[What is being asked] Type out all the data below, word for word.

[Dataset rows describing interfaces]
────────
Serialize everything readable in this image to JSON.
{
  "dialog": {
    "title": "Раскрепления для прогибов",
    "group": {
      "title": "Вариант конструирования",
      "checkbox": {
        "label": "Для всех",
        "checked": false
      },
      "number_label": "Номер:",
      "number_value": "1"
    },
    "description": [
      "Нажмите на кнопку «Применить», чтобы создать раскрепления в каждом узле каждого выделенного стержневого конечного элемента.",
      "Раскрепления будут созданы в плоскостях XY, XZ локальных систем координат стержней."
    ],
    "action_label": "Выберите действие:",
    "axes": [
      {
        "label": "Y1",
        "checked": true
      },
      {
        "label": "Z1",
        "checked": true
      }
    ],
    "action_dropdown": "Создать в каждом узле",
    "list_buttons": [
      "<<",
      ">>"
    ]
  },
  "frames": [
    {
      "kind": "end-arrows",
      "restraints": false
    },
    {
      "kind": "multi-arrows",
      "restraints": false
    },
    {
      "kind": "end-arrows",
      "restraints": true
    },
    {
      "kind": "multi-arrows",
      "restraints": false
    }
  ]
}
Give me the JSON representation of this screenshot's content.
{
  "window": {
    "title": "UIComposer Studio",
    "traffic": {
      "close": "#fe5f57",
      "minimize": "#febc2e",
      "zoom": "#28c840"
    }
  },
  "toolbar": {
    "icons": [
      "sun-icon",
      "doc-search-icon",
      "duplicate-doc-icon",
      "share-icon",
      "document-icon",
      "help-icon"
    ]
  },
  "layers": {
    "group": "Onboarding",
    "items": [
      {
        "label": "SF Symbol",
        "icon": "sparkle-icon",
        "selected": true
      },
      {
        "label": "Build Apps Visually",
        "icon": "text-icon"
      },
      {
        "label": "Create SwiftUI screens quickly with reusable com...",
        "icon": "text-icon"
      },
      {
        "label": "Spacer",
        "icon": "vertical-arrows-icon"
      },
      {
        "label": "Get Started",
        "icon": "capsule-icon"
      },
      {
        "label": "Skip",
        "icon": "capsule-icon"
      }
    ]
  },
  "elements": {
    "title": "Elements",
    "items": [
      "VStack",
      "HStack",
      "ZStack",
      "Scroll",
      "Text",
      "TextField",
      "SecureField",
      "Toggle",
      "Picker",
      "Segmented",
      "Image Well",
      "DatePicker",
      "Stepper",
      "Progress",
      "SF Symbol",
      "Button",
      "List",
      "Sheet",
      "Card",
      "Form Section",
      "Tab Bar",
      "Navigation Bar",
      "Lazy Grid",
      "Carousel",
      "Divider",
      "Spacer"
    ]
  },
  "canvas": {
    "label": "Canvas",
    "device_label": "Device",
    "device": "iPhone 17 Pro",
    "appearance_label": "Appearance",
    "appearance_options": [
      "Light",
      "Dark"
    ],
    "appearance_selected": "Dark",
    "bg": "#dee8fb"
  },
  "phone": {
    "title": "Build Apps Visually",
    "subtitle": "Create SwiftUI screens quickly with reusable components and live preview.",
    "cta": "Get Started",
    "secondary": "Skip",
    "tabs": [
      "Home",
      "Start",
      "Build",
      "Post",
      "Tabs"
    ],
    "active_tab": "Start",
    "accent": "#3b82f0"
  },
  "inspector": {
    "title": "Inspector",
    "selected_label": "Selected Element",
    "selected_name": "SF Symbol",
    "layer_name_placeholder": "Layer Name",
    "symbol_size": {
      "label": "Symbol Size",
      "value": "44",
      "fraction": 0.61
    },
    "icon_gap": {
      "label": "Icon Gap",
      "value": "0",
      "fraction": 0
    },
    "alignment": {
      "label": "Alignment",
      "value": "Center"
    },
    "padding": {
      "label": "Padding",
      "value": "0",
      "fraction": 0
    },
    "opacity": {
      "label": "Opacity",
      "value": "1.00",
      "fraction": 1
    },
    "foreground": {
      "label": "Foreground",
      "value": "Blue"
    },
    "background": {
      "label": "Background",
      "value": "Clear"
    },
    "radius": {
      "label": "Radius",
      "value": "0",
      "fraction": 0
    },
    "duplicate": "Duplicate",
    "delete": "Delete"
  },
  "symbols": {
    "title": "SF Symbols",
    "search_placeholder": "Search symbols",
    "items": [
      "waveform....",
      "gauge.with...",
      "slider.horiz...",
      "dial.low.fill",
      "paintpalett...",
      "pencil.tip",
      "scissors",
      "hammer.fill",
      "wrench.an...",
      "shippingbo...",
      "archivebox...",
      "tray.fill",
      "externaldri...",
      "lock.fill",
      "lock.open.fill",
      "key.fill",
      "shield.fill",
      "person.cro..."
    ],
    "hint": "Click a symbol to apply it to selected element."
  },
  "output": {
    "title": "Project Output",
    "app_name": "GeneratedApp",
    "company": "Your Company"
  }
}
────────
[Result below]
Serialize everything readable in this image to JSON.
{
  "dialog": {
    "title": "Раскрепления для прогибов",
    "group": {
      "title": "Вариант конструирования",
      "checkbox": {
        "label": "Для всех",
        "checked": false
      },
      "number_label": "Номер:",
      "number_value": "1"
    },
    "description": [
      "Нажмите на кнопку «Применить», чтобы создать раскрепления в каждом узле каждого выделенного стержневого конечного элемента.",
      "Раскрепления будут созданы в плоскостях XY, XZ локальных систем координат стержней."
    ],
    "action_label": "Выберите действие:",
    "axes": [
      {
        "label": "Y1",
        "checked": true
      },
      {
        "label": "Z1",
        "checked": true
      }
    ],
    "action_dropdown": "Создать в каждом узле",
    "list_buttons": [
      "<<",
      ">>"
    ]
  },
  "frames": [
    {
      "kind": "end-arrows",
      "restraints": false
    },
    {
      "kind": "multi-arrows",
      "restraints": false
    },
    {
      "kind": "end-arrows",
      "restraints": true
    },
    {
      "kind": "multi-arrows",
      "restraints": false
    }
  ]
}
Give me the JSON representation of this screenshot's content.
{
  "window": {
    "title": "UIComposer Studio",
    "traffic": {
      "close": "#fe5f57",
      "minimize": "#febc2e",
      "zoom": "#28c840"
    }
  },
  "toolbar": {
    "icons": [
      "sun-icon",
      "doc-search-icon",
      "duplicate-doc-icon",
      "share-icon",
      "document-icon",
      "help-icon"
    ]
  },
  "layers": {
    "group": "Onboarding",
    "items": [
      {
        "label": "SF Symbol",
        "icon": "sparkle-icon",
        "selected": true
      },
      {
        "label": "Build Apps Visually",
        "icon": "text-icon"
      },
      {
        "label": "Create SwiftUI screens quickly with reusable com...",
        "icon": "text-icon"
      },
      {
        "label": "Spacer",
        "icon": "vertical-arrows-icon"
      },
      {
        "label": "Get Started",
        "icon": "capsule-icon"
      },
      {
        "label": "Skip",
        "icon": "capsule-icon"
      }
    ]
  },
  "elements": {
    "title": "Elements",
    "items": [
      "VStack",
      "HStack",
      "ZStack",
      "Scroll",
      "Text",
      "TextField",
      "SecureField",
      "Toggle",
      "Picker",
      "Segmented",
      "Image Well",
      "DatePicker",
      "Stepper",
      "Progress",
      "SF Symbol",
      "Button",
      "List",
      "Sheet",
      "Card",
      "Form Section",
      "Tab Bar",
      "Navigation Bar",
      "Lazy Grid",
      "Carousel",
      "Divider",
      "Spacer"
    ]
  },
  "canvas": {
    "label": "Canvas",
    "device_label": "Device",
    "device": "iPhone 17 Pro",
    "appearance_label": "Appearance",
    "appearance_options": [
      "Light",
      "Dark"
    ],
    "appearance_selected": "Dark",
    "bg": "#dee8fb"
  },
  "phone": {
    "title": "Build Apps Visually",
    "subtitle": "Create SwiftUI screens quickly with reusable components and live preview.",
    "cta": "Get Started",
    "secondary": "Skip",
    "tabs": [
      "Home",
      "Start",
      "Build",
      "Post",
      "Tabs"
    ],
    "active_tab": "Start",
    "accent": "#3b82f0"
  },
  "inspector": {
    "title": "Inspector",
    "selected_label": "Selected Element",
    "selected_name": "SF Symbol",
    "layer_name_placeholder": "Layer Name",
    "symbol_size": {
      "label": "Symbol Size",
      "value": "44",
      "fraction": 0.61
    },
    "icon_gap": {
      "label": "Icon Gap",
      "value": "0",
      "fraction": 0
    },
    "alignment": {
      "label": "Alignment",
      "value": "Center"
    },
    "padding": {
      "label": "Padding",
      "value": "0",
      "fraction": 0
    },
    "opacity": {
      "label": "Opacity",
      "value": "1.00",
      "fraction": 1
    },
    "foreground": {
      "label": "Foreground",
      "value": "Blue"
    },
    "background": {
      "label": "Background",
      "value": "Clear"
    },
    "radius": {
      "label": "Radius",
      "value": "0",
      "fraction": 0
    },
    "duplicate": "Duplicate",
    "delete": "Delete"
  },
  "symbols": {
    "title": "SF Symbols",
    "search_placeholder": "Search symbols",
    "items": [
      "waveform....",
      "gauge.with...",
      "slider.horiz...",
      "dial.low.fill",
      "paintpalett...",
      "pencil.tip",
      "scissors",
      "hammer.fill",
      "wrench.an...",
      "shippingbo...",
      "archivebox...",
      "tray.fill",
      "externaldri...",
      "lock.fill",
      "lock.open.fill",
      "key.fill",
      "shield.fill",
      "person.cro..."
    ],
    "hint": "Click a symbol to apply it to selected element."
  },
  "output": {
    "title": "Project Output",
    "app_name": "GeneratedApp",
    "company": "Your Company"
  }
}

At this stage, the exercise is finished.